Your assignment: Across the listing below, count every line where the string "arrow" appears, then give only the count.

Exercise input:
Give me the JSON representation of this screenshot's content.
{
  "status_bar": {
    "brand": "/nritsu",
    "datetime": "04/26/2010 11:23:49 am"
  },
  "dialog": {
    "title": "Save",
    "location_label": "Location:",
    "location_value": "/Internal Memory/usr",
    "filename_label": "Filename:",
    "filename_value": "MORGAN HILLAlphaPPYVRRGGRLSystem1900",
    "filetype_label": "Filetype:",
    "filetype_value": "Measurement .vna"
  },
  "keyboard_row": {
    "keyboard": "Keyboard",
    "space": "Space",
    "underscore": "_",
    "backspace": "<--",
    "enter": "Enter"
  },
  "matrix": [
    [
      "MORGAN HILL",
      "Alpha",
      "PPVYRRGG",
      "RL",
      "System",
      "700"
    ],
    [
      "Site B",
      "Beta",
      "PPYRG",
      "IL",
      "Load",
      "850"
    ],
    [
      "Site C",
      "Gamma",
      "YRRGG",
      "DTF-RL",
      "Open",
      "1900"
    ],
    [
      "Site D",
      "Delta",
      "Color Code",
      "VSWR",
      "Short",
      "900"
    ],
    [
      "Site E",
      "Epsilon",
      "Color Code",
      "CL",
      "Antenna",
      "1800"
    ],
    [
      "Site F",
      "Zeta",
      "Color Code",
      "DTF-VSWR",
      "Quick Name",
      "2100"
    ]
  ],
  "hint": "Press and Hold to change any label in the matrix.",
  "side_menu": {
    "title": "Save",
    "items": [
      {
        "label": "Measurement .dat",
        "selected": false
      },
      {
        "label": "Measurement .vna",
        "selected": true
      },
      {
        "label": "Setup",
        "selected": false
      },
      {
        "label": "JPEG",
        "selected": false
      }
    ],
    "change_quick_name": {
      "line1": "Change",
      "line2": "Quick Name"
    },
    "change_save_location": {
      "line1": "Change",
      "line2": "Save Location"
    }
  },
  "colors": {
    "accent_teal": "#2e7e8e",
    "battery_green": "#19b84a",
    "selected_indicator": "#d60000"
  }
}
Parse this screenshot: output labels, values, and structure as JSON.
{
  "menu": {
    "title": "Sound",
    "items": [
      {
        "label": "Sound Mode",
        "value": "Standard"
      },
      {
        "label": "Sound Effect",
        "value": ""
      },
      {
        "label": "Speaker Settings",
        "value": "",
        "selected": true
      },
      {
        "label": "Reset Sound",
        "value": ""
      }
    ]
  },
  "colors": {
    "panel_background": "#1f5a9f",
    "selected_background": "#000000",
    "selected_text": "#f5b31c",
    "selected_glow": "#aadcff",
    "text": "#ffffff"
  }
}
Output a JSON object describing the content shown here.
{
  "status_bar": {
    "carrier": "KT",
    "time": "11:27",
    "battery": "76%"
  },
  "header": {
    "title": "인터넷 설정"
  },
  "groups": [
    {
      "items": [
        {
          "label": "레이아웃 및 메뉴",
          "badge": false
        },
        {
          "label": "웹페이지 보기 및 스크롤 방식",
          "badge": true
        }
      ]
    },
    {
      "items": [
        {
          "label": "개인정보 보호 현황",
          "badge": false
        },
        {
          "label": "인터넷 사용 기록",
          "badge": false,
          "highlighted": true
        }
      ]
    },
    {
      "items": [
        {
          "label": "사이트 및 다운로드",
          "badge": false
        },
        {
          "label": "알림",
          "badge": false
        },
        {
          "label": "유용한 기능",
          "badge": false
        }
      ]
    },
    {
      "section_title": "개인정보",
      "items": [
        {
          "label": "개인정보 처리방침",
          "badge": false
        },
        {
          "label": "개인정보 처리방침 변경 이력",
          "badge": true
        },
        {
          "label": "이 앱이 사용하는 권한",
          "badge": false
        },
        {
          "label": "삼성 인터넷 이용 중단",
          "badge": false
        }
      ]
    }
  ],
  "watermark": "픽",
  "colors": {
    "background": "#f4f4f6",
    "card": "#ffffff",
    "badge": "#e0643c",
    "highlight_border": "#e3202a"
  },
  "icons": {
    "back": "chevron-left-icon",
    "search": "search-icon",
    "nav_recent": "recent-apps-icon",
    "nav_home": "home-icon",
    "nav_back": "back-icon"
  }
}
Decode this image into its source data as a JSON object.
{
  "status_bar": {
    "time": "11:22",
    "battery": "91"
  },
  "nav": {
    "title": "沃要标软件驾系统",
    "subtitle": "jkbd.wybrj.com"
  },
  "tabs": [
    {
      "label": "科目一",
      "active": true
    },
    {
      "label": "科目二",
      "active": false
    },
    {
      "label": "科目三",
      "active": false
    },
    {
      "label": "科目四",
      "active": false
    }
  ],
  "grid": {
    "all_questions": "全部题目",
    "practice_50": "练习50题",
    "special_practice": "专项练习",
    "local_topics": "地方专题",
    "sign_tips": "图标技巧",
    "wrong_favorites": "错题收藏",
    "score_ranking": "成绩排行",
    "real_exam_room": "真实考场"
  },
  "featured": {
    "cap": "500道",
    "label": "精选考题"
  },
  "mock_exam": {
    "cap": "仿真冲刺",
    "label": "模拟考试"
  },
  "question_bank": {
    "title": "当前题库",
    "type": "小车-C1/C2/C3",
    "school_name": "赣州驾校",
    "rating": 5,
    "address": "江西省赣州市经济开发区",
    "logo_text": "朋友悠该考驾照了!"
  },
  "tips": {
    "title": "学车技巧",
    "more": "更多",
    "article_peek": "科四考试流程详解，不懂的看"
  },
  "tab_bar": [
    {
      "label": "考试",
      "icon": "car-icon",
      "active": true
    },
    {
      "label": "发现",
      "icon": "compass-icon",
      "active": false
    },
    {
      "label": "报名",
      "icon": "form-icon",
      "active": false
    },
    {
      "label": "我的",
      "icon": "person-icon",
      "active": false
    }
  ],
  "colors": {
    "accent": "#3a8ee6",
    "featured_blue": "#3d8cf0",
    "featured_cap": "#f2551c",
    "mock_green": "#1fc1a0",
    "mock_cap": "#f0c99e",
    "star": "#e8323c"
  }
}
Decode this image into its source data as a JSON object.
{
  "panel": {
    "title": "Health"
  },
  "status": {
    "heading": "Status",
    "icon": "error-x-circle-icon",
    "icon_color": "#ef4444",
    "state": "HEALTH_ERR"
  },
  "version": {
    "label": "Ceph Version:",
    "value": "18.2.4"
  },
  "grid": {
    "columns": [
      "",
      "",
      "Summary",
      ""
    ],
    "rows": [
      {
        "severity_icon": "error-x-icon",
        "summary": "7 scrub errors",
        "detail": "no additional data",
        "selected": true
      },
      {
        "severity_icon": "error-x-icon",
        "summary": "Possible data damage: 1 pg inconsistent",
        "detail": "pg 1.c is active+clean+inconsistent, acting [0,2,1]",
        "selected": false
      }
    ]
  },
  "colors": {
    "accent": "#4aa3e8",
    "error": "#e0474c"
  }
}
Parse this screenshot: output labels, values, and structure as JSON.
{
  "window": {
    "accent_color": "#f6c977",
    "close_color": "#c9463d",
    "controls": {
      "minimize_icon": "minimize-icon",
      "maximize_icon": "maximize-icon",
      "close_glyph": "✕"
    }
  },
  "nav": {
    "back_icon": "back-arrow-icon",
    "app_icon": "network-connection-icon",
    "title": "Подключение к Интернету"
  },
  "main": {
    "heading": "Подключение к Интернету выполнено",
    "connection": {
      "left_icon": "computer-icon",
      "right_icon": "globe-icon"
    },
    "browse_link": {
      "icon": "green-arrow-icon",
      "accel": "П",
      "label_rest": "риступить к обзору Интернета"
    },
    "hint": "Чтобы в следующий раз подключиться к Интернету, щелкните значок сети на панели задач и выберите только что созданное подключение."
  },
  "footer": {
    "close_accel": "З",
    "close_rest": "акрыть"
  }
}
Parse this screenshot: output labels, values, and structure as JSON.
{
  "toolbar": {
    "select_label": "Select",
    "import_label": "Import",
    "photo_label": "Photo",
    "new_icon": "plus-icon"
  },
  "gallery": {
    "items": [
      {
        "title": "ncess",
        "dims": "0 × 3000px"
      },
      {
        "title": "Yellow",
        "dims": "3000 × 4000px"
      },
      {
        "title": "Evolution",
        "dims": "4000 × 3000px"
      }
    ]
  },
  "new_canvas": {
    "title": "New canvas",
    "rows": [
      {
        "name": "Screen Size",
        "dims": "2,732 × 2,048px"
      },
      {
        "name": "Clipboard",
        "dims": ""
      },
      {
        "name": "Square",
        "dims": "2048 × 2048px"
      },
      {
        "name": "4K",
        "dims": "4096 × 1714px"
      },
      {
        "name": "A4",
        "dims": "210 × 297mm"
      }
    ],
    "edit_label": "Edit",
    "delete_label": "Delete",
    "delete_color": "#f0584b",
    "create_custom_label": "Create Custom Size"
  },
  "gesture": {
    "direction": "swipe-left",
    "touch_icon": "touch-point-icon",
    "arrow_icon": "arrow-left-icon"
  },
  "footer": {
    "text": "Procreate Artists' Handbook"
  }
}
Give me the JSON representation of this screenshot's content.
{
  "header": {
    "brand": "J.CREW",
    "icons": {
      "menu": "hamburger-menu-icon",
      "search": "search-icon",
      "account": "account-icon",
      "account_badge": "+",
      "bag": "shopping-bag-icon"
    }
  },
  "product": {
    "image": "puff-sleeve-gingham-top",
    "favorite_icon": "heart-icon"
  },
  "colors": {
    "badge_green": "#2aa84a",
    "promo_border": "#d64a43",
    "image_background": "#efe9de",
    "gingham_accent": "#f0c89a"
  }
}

Expected answer: 3